Element data from apps and pages
::::::

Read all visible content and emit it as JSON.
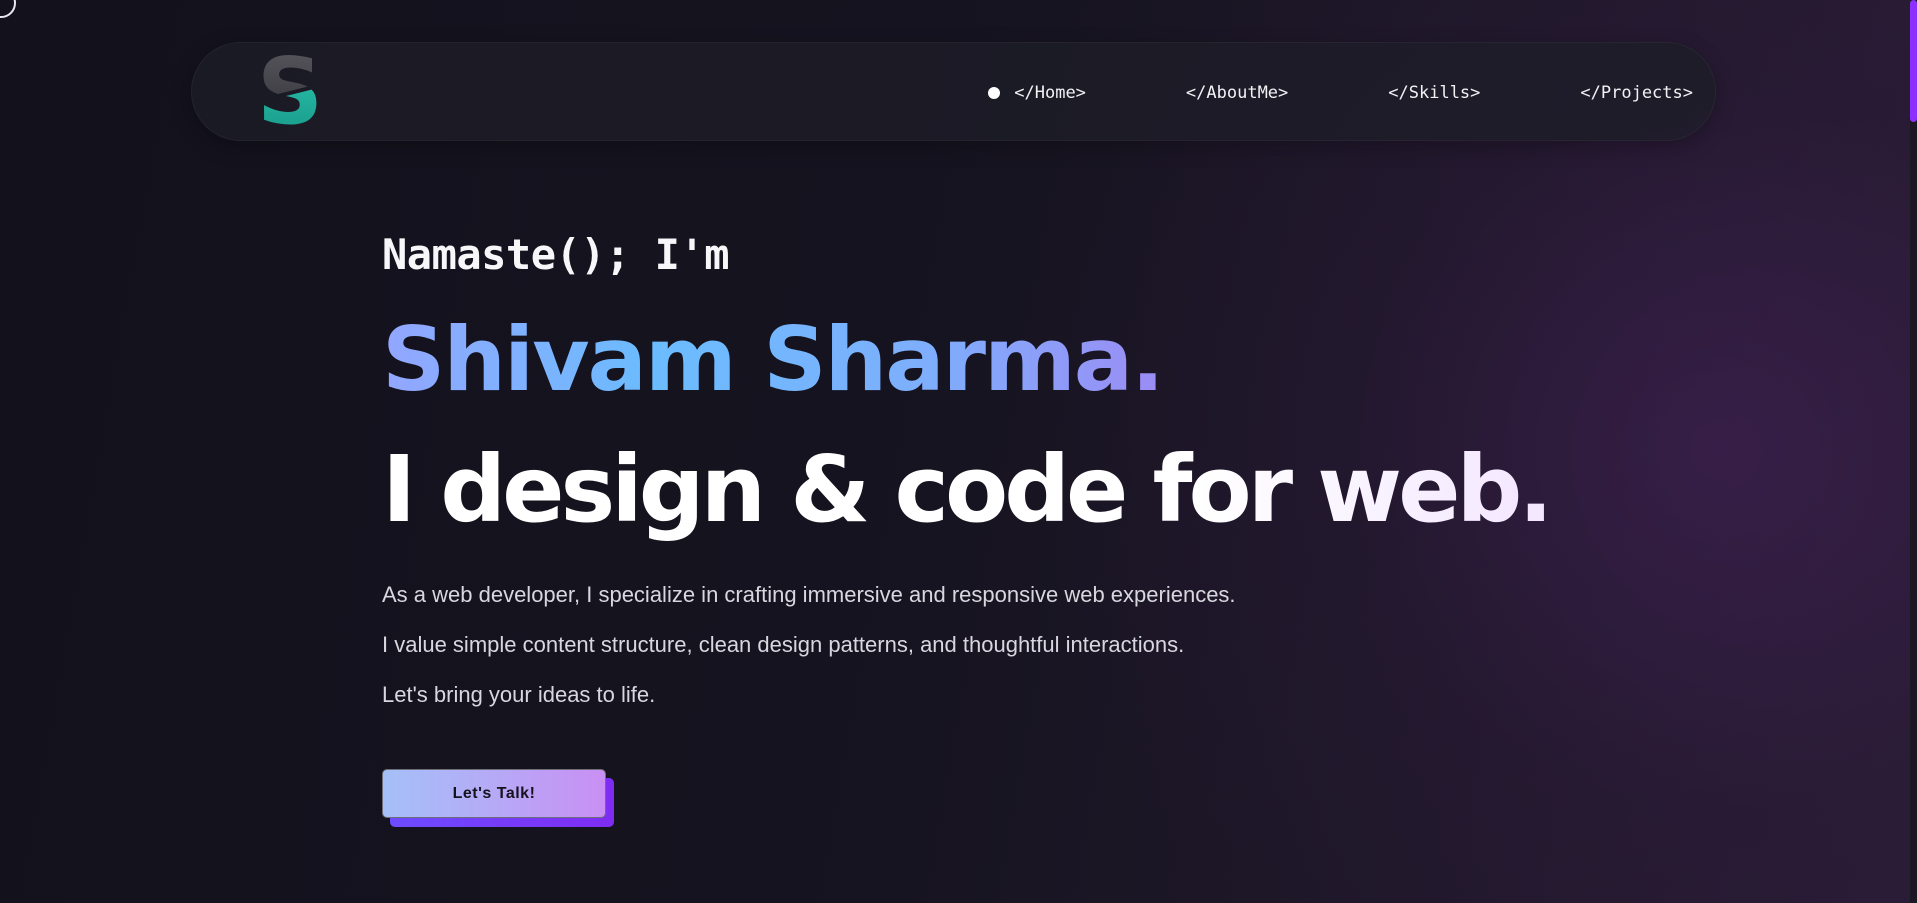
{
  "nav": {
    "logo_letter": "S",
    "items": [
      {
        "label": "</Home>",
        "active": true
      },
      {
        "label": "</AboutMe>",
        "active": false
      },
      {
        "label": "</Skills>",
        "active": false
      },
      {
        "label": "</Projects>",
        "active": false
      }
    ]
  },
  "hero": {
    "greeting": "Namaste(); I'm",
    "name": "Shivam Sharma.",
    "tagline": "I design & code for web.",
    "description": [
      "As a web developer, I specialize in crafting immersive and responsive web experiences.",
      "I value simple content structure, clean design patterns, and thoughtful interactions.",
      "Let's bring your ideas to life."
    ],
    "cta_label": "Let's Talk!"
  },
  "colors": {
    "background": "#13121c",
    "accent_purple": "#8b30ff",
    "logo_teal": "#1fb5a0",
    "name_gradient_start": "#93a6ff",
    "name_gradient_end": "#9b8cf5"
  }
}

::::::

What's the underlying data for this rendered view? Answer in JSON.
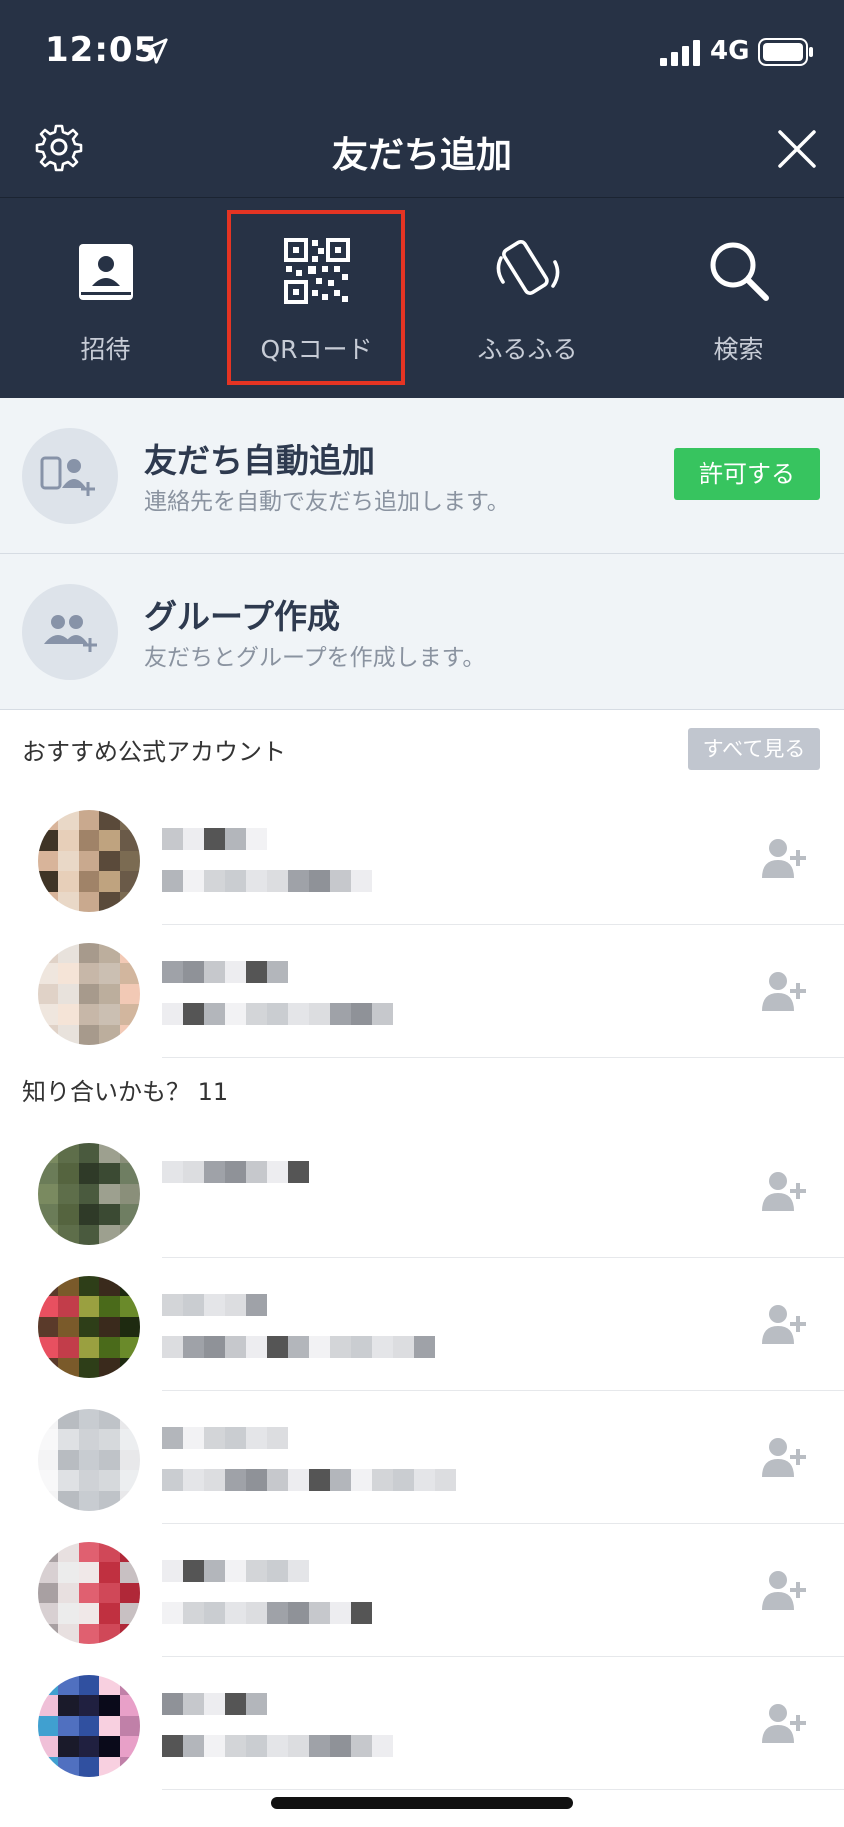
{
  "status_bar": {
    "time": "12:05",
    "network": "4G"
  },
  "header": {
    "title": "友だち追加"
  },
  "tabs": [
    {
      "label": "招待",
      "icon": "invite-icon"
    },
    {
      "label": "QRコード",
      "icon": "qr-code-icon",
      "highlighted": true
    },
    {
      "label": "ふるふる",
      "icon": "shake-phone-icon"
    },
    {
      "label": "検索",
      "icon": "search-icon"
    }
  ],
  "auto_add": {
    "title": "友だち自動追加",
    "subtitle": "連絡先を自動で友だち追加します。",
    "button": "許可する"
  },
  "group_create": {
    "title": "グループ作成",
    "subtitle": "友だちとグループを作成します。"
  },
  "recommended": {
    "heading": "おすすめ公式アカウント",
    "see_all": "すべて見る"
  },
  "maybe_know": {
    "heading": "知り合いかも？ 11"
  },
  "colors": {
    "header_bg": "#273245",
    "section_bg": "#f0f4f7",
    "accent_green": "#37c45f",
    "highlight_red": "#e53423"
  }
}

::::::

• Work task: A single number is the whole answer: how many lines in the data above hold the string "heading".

• Solved problem: 2